+++ RECORD SET +++
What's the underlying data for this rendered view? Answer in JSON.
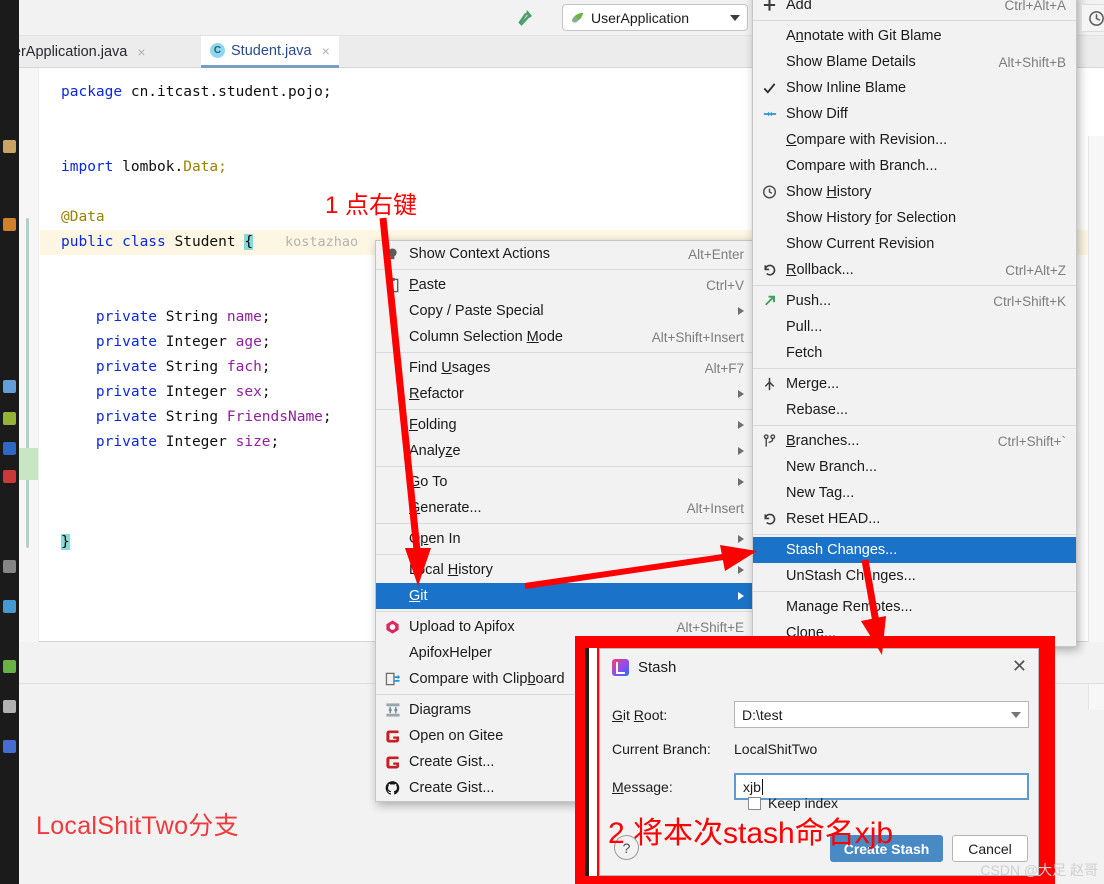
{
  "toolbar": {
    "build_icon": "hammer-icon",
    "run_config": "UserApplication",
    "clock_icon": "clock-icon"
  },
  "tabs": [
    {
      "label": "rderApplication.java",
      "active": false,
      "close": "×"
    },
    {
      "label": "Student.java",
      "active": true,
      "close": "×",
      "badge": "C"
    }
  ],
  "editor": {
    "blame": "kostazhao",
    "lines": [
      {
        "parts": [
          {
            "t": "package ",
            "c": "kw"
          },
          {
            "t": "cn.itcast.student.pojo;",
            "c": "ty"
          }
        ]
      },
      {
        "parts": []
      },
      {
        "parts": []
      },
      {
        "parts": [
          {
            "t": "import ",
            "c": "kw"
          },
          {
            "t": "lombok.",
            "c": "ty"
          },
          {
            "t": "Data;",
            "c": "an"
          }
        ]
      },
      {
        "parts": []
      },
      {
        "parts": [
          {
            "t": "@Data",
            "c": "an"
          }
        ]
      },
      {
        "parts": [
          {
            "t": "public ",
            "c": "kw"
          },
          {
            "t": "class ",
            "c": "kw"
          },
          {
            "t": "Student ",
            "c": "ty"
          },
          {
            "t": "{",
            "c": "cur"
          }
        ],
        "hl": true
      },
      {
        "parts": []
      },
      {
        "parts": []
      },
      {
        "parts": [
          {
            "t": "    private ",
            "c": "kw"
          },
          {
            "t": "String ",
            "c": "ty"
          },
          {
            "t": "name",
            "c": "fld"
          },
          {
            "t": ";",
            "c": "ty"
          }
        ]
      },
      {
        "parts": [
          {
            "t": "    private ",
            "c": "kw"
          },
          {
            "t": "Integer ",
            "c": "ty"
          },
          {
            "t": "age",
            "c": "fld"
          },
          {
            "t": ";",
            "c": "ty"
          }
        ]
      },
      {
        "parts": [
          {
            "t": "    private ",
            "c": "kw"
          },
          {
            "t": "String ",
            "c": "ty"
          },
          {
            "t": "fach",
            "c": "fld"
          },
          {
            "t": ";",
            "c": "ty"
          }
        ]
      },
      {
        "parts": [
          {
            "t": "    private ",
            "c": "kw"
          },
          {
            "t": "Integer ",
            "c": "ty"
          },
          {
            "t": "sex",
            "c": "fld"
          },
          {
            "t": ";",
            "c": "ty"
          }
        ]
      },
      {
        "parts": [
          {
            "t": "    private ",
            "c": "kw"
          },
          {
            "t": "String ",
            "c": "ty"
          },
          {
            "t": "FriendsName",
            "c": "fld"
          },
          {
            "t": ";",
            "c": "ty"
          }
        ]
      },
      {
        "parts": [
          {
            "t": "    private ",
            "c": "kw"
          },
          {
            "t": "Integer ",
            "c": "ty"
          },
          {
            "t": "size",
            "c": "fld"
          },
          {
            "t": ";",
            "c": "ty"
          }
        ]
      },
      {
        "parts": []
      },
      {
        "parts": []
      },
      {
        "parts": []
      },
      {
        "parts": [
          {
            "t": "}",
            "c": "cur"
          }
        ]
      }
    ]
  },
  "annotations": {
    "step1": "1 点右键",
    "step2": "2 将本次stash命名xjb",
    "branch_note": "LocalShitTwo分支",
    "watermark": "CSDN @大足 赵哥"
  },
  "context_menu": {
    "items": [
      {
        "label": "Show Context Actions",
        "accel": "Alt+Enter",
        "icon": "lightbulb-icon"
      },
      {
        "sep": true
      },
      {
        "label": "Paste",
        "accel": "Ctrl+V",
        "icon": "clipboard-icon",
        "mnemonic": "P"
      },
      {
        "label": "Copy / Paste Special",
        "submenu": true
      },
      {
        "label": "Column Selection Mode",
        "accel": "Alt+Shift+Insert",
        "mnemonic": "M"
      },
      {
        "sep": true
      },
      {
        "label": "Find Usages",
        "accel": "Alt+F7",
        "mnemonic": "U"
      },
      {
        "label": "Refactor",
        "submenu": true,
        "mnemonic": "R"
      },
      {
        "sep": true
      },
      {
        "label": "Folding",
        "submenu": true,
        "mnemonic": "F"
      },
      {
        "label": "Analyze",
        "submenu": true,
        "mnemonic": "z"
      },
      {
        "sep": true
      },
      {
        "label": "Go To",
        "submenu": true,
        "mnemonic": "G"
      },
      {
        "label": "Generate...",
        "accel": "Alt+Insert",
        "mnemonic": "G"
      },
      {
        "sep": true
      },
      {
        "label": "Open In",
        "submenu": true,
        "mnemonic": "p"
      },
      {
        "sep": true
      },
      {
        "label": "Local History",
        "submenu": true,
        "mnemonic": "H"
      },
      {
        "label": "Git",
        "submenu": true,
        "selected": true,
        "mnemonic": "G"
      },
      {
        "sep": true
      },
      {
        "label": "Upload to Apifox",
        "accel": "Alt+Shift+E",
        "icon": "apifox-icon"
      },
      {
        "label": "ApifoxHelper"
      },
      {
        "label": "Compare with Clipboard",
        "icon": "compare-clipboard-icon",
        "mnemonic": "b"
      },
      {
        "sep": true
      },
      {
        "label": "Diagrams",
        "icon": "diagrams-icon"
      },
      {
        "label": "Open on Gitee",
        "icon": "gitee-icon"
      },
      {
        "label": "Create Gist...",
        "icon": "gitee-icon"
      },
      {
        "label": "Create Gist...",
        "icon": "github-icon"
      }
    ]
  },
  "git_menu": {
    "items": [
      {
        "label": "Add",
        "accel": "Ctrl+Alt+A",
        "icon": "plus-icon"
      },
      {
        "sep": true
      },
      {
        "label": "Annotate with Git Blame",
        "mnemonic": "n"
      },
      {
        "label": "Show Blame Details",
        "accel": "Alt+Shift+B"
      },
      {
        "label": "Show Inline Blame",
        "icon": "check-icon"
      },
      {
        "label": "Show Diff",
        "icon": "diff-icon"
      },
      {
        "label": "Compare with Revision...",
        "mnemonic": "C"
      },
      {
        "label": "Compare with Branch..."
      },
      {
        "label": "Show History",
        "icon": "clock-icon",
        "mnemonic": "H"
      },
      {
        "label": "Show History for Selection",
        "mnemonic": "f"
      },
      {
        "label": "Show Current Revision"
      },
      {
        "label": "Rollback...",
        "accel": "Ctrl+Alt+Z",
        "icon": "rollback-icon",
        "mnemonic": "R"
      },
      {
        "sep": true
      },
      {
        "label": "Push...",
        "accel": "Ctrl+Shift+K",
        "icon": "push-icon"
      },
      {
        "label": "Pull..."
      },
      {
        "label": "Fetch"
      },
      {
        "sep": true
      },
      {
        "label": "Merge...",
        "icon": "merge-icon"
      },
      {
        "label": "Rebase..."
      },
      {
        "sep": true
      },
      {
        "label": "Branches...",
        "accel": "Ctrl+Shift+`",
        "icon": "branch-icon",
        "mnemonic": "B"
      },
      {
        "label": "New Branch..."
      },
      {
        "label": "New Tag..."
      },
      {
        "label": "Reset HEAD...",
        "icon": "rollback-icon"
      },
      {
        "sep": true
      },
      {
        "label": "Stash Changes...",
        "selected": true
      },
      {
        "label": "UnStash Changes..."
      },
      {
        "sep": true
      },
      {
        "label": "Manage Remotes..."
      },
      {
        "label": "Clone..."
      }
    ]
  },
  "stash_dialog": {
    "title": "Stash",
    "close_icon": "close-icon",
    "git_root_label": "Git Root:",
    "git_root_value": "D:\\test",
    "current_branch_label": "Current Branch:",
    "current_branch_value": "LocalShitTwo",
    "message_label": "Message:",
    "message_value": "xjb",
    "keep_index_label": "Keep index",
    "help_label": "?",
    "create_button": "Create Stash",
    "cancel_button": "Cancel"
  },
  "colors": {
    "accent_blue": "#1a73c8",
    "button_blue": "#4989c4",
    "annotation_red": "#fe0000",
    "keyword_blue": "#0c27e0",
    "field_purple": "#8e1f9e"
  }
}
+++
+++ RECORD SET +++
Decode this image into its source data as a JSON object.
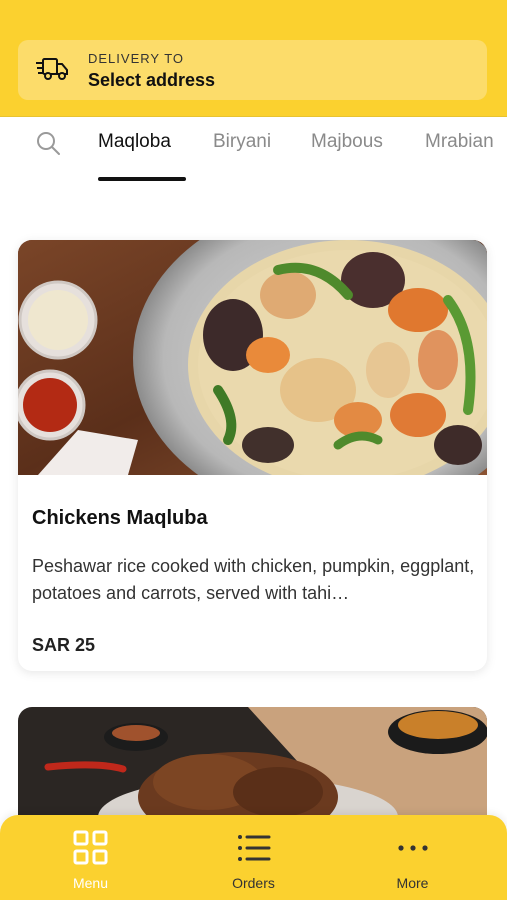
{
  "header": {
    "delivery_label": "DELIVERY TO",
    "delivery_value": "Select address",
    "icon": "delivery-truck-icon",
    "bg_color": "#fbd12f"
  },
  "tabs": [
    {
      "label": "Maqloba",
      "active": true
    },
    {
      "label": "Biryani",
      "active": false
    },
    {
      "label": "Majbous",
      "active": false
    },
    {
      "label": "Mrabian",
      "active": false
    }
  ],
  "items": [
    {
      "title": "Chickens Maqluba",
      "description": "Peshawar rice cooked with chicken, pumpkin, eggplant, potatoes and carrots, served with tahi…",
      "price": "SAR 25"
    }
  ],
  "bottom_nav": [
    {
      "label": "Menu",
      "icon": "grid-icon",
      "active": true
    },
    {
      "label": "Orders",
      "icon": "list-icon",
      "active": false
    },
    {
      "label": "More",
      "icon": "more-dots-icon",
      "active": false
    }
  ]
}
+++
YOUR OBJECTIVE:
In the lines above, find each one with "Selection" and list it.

REPLY TO THE EXERCISE:
        "label": "Column Selection Mode",
        "label": "Show History for Selection",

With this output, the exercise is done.